The Stormont Brake

Read an explainer on the Stormont Brake.pdf (357.89 kb)

The Windsor Framework was agreed in March 2023 and introduced a new mechanism, the Stormont Brake, which the UK Government calls “a powerful new democratic safeguard”.  

The Stormont Brake may apply to an EU act, which amends or replaces an act which already applies in Northern Ireland under the Windsor Framework. Applicability motions apply when the EU adopts a new act, which it considers to be within the scope of the Windsor Framework.

Read background information on post-Brexit arrangements for Northern Ireland, and the application of EU law

The Stormont Brake process

Under the terms of the Stormont Brake, 30 MLAs from at least two parties in the NI Assembly can notify the UK Government of their wish that the “emergency brake” on EU law be pulled i.e. that they wish to stop the application of amended or replacement EU law in Northern Ireland.

There are restrictions on its use:

  • The Northern Ireland Executive must be operational and the NI Assembly in regular session
  • The MLAs who wish to pull the Brake must explain:
    • how the notification is being made in “the most exceptional circumstances and as a last resort, having used every other available mechanism”
    • how the content or scope of the amended or replaced EU law “significantly differs” from the original law; and its application “would have a significant impact specific to everyday life of communities in Northern Ireland in a way that is liable to persist”
    • that they have “sought prior substantive discussion with the UK Government and within the Northern Ireland Executive to examine all possibilities in relation to the Union act; taken steps to consult businesses, other traders and civic society affected by the relevant Union act; and made all reasonable use of applicable consultation processes provided by the European Union for new Union acts relevant to Northern Ireland”

Then, if the UK Government is satisfied that the above conditions have been met, it will notify the EU in the Joint Committee. This notification must be made within two months following the publication of the EU law and include a “detailed explanation” of the UK’s assessment regarding the conditions set out above. If the EU thinks the UK’s explanation is “insufficient”, it can request further information from the Government.

The EU law will not apply in Northern Ireland in its new form two weeks later. The older version of the EU law will still apply.

At this stage, the relevant law is then discussed in the EU-UK Joint Committee under the process for new EU laws - Article 13(4) of the Windsor Framework. The UK Government must not agree (apart from in exceptional circumstances) to adopt the new law unless the Assembly has passed a motion with cross-community support, known as an applicability motion. If no applicability motion has been passed, the Government may agree to the law applying in Northern Ireland if there are “exceptional circumstances” or the law “would not create a new regulatory border between Great Britain and Northern Ireland.”

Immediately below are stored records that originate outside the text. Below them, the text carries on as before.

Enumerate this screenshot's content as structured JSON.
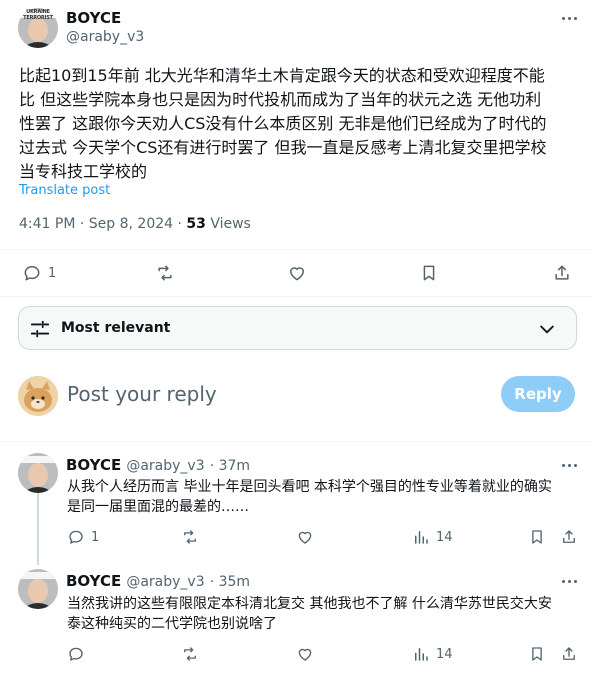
{
  "main_post": {
    "author_name": "BOYCE",
    "author_handle": "@araby_v3",
    "avatar_badge": "UKRAINE TERRORIST",
    "text_lines": [
      "比起10到15年前 北大光华和清华土木肯定跟今天的状态和受欢迎程度不能",
      "比 但这些学院本身也只是因为时代投机而成为了当年的状元之选 无他功利",
      "性罢了 这跟你今天劝人CS没有什么本质区别 无非是他们已经成为了时代的",
      "过去式 今天学个CS还有进行时罢了 但我一直是反感考上清北复交里把学校",
      "当专科技工学校的"
    ],
    "translate_label": "Translate post",
    "timestamp": "4:41 PM · Sep 8, 2024 · ",
    "views_count": "53",
    "views_label": " Views",
    "reply_count": "1"
  },
  "sort": {
    "label": "Most relevant"
  },
  "composer": {
    "placeholder": "Post your reply",
    "button_label": "Reply"
  },
  "replies": [
    {
      "author_name": "BOYCE",
      "author_handle": "@araby_v3",
      "time": "· 37m",
      "text_lines": [
        "从我个人经历而言 毕业十年是回头看吧 本科学个强目的性专业等着就业的确实",
        "是同一届里面混的最差的……"
      ],
      "reply_count": "1",
      "views_count": "14"
    },
    {
      "author_name": "BOYCE",
      "author_handle": "@araby_v3",
      "time": "· 35m",
      "text_lines": [
        "当然我讲的这些有限限定本科清北复交 其他我也不了解 什么清华苏世民交大安",
        "泰这种纯买的二代学院也别说啥了"
      ],
      "reply_count": "",
      "views_count": "14"
    }
  ]
}
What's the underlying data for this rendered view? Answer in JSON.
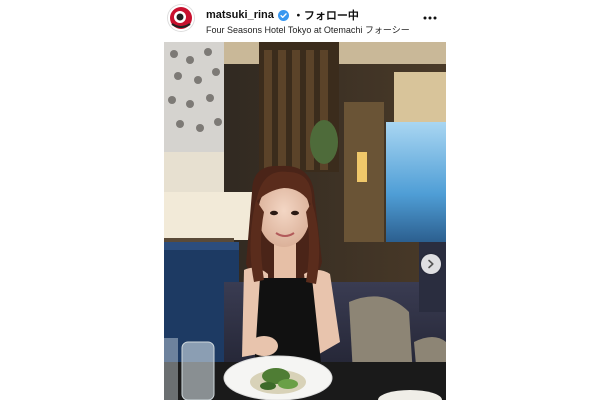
{
  "post": {
    "username": "matsuki_rina",
    "follow_label": "・フォロー中",
    "location": "Four Seasons Hotel Tokyo at Otemachi フォーシー"
  },
  "icons": {
    "verified": "verified-badge-icon",
    "more": "more-options-icon",
    "next": "chevron-right-icon"
  },
  "colors": {
    "verified": "#3897f0",
    "avatar_accent": "#c8102e"
  }
}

The Stormont Brake process is set out in the diagram below*:A flowchart of the Stormont Brake process, as set out in the text above

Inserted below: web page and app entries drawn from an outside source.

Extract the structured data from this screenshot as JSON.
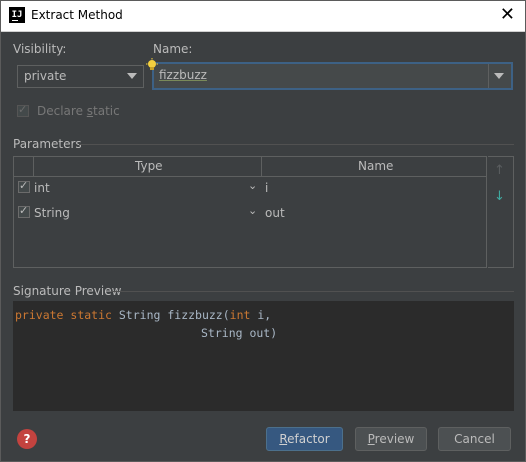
{
  "window": {
    "title": "Extract Method",
    "app_icon_text": "IJ"
  },
  "visibility": {
    "label": "Visibility:",
    "selected": "private"
  },
  "name": {
    "label": "Name:",
    "value": "fizzbuzz"
  },
  "declare_static": {
    "label_before": "Declare ",
    "label_mnemonic": "s",
    "label_after": "tatic",
    "checked": true,
    "enabled": false
  },
  "parameters": {
    "title": "Parameters",
    "columns": {
      "type": "Type",
      "name": "Name"
    },
    "rows": [
      {
        "checked": true,
        "type": "int",
        "name": "i"
      },
      {
        "checked": true,
        "type": "String",
        "name": "out"
      }
    ]
  },
  "signature_preview": {
    "title": "Signature Preview",
    "line1": {
      "kw1": "private",
      "kw2": "static",
      "rest1": " String fizzbuzz(",
      "kw3": "int",
      "rest2": " i,"
    },
    "line2": "String out)"
  },
  "buttons": {
    "refactor_mn": "R",
    "refactor_rest": "efactor",
    "preview_mn": "P",
    "preview_rest": "review",
    "cancel": "Cancel",
    "help": "?"
  },
  "colors": {
    "keyword": "#cc7832",
    "primary_button": "#365880",
    "help": "#c3433f",
    "down_arrow": "#3fa9a0"
  }
}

At the final stage, the process moves to that set out in Article 13(4). Click here for information on applicability motions.

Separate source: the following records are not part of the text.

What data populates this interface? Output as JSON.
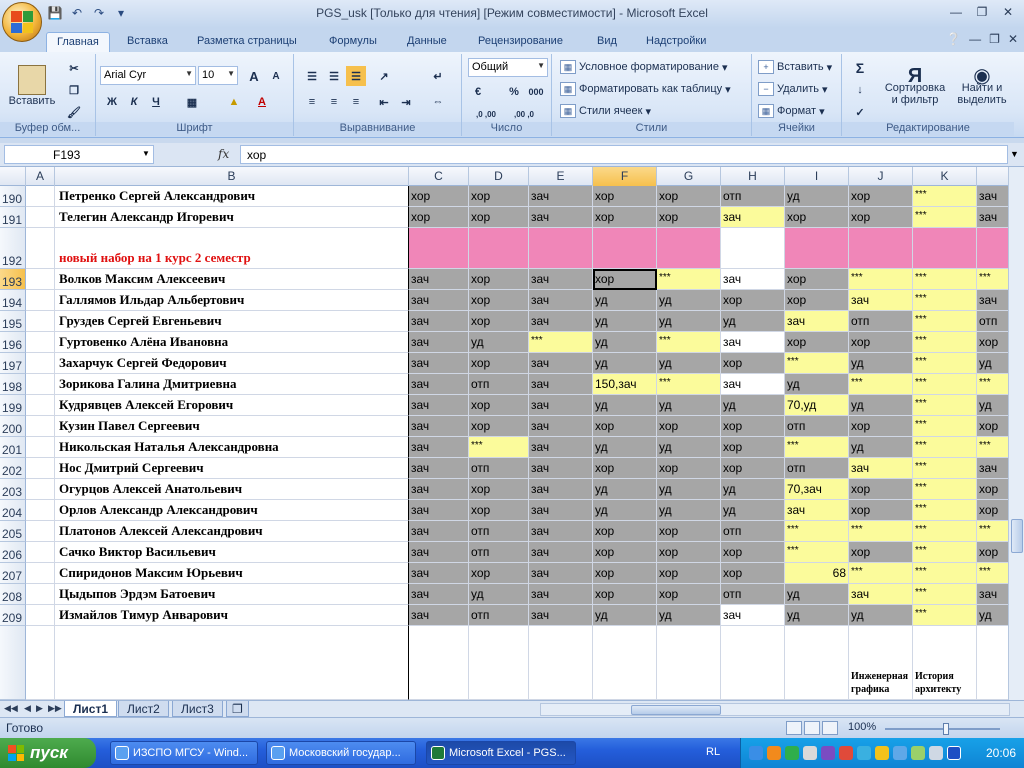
{
  "window": {
    "title": "PGS_usk  [Только для чтения]  [Режим совместимости] - Microsoft Excel"
  },
  "tabs": [
    "Главная",
    "Вставка",
    "Разметка страницы",
    "Формулы",
    "Данные",
    "Рецензирование",
    "Вид",
    "Надстройки"
  ],
  "ribbon": {
    "clipboard": {
      "label": "Буфер обм...",
      "paste": "Вставить"
    },
    "font": {
      "label": "Шрифт",
      "name": "Arial Cyr",
      "size": "10",
      "bold": "Ж",
      "italic": "К",
      "underline": "Ч",
      "grow": "A",
      "shrink": "A"
    },
    "alignment": {
      "label": "Выравнивание"
    },
    "number": {
      "label": "Число",
      "format": "Общий",
      "percent": "%",
      "thousands": "000",
      "inc_decimal": ",0 ,00",
      "dec_decimal": ",00 ,0"
    },
    "styles": {
      "label": "Стили",
      "conditional": "Условное форматирование",
      "as_table": "Форматировать как таблицу",
      "cell_styles": "Стили ячеек"
    },
    "cells": {
      "label": "Ячейки",
      "insert": "Вставить",
      "delete": "Удалить",
      "format": "Формат"
    },
    "editing": {
      "label": "Редактирование",
      "sigma": "Σ",
      "sort": "Сортировка",
      "sort2": "и фильтр",
      "find": "Найти и",
      "find2": "выделить"
    }
  },
  "formula_bar": {
    "name_box": "F193",
    "fx": "fx",
    "value": "хор"
  },
  "columns": [
    "A",
    "B",
    "C",
    "D",
    "E",
    "F",
    "G",
    "H",
    "I",
    "J",
    "K"
  ],
  "rows": [
    {
      "num": "190",
      "name": "Петренко Сергей Александрович",
      "c": "хор",
      "d": "хор",
      "e": "зач",
      "f": "хор",
      "g": "хор",
      "h": "отп",
      "i": "уд",
      "j": "хор",
      "k": "***",
      "l": "зач"
    },
    {
      "num": "191",
      "name": "Телегин Александр Игоревич",
      "c": "хор",
      "d": "хор",
      "e": "зач",
      "f": "хор",
      "g": "хор",
      "h": "зач",
      "i": "хор",
      "j": "хор",
      "k": "***",
      "l": "зач"
    },
    {
      "num": "192",
      "name": "новый набор на 1 курс 2 семестр"
    },
    {
      "num": "193",
      "name": "Волков Максим Алексеевич",
      "c": "зач",
      "d": "хор",
      "e": "зач",
      "f": "хор",
      "g": "***",
      "h": "зач",
      "i": "хор",
      "j": "***",
      "k": "***",
      "l": "***"
    },
    {
      "num": "194",
      "name": "Галлямов Ильдар Альбертович",
      "c": "зач",
      "d": "хор",
      "e": "зач",
      "f": "уд",
      "g": "уд",
      "h": "хор",
      "i": "хор",
      "j": "зач",
      "k": "***",
      "l": "зач"
    },
    {
      "num": "195",
      "name": "Груздев Сергей Евгеньевич",
      "c": "зач",
      "d": "хор",
      "e": "зач",
      "f": "уд",
      "g": "уд",
      "h": "уд",
      "i": "зач",
      "j": "отп",
      "k": "***",
      "l": "отп"
    },
    {
      "num": "196",
      "name": "Гуртовенко Алёна Ивановна",
      "c": "зач",
      "d": "уд",
      "e": "***",
      "f": "уд",
      "g": "***",
      "h": "зач",
      "i": "хор",
      "j": "хор",
      "k": "***",
      "l": "хор"
    },
    {
      "num": "197",
      "name": "Захарчук Сергей Федорович",
      "c": "зач",
      "d": "хор",
      "e": "зач",
      "f": "уд",
      "g": "уд",
      "h": "хор",
      "i": "***",
      "j": "уд",
      "k": "***",
      "l": "уд"
    },
    {
      "num": "198",
      "name": "Зорикова Галина Дмитриевна",
      "c": "зач",
      "d": "отп",
      "e": "зач",
      "f": "150,зач",
      "g": "***",
      "h": "зач",
      "i": "уд",
      "j": "***",
      "k": "***",
      "l": "***"
    },
    {
      "num": "199",
      "name": "Кудрявцев Алексей Егорович",
      "c": "зач",
      "d": "хор",
      "e": "зач",
      "f": "уд",
      "g": "уд",
      "h": "уд",
      "i": "70,уд",
      "j": "уд",
      "k": "***",
      "l": "уд"
    },
    {
      "num": "200",
      "name": "Кузин Павел Сергеевич",
      "c": "зач",
      "d": "хор",
      "e": "зач",
      "f": "хор",
      "g": "хор",
      "h": "хор",
      "i": "отп",
      "j": "хор",
      "k": "***",
      "l": "хор"
    },
    {
      "num": "201",
      "name": "Никольская Наталья Александровна",
      "c": "зач",
      "d": "***",
      "e": "зач",
      "f": "уд",
      "g": "уд",
      "h": "хор",
      "i": "***",
      "j": "уд",
      "k": "***",
      "l": "***"
    },
    {
      "num": "202",
      "name": "Нос Дмитрий Сергеевич",
      "c": "зач",
      "d": "отп",
      "e": "зач",
      "f": "хор",
      "g": "хор",
      "h": "хор",
      "i": "отп",
      "j": "зач",
      "k": "***",
      "l": "зач"
    },
    {
      "num": "203",
      "name": "Огурцов Алексей Анатольевич",
      "c": "зач",
      "d": "хор",
      "e": "зач",
      "f": "уд",
      "g": "уд",
      "h": "уд",
      "i": "70,зач",
      "j": "хор",
      "k": "***",
      "l": "хор"
    },
    {
      "num": "204",
      "name": "Орлов Александр Александрович",
      "c": "зач",
      "d": "хор",
      "e": "зач",
      "f": "уд",
      "g": "уд",
      "h": "уд",
      "i": "зач",
      "j": "хор",
      "k": "***",
      "l": "хор"
    },
    {
      "num": "205",
      "name": "Платонов Алексей Александрович",
      "c": "зач",
      "d": "отп",
      "e": "зач",
      "f": "хор",
      "g": "хор",
      "h": "отп",
      "i": "***",
      "j": "***",
      "k": "***",
      "l": "***"
    },
    {
      "num": "206",
      "name": "Сачко Виктор Васильевич",
      "c": "зач",
      "d": "отп",
      "e": "зач",
      "f": "хор",
      "g": "хор",
      "h": "хор",
      "i": "***",
      "j": "хор",
      "k": "***",
      "l": "хор"
    },
    {
      "num": "207",
      "name": "Спиридонов Максим Юрьевич",
      "c": "зач",
      "d": "хор",
      "e": "зач",
      "f": "хор",
      "g": "хор",
      "h": "хор",
      "i": "68",
      "j": "***",
      "k": "***",
      "l": "***"
    },
    {
      "num": "208",
      "name": "Цыдыпов Эрдэм Батоевич",
      "c": "зач",
      "d": "уд",
      "e": "зач",
      "f": "хор",
      "g": "хор",
      "h": "отп",
      "i": "уд",
      "j": "зач",
      "k": "***",
      "l": "зач"
    },
    {
      "num": "209",
      "name": "Измайлов Тимур Анварович",
      "c": "зач",
      "d": "отп",
      "e": "зач",
      "f": "уд",
      "g": "уд",
      "h": "зач",
      "i": "уд",
      "j": "уд",
      "k": "***",
      "l": "уд"
    }
  ],
  "header_row": {
    "j": "Инженерная графика",
    "k": "История архитекту"
  },
  "sheets": [
    "Лист1",
    "Лист2",
    "Лист3"
  ],
  "status": {
    "ready": "Готово",
    "zoom": "100%"
  },
  "taskbar": {
    "start": "пуск",
    "items": [
      "ИЗСПО МГСУ - Wind...",
      "Московский государ...",
      "Microsoft Excel - PGS..."
    ],
    "lang": "RL",
    "clock": "20:06"
  }
}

Legal texts and operational details


*This flowchart summarises the process. It should be read in conjunction with the relevant legislation and documents set out above.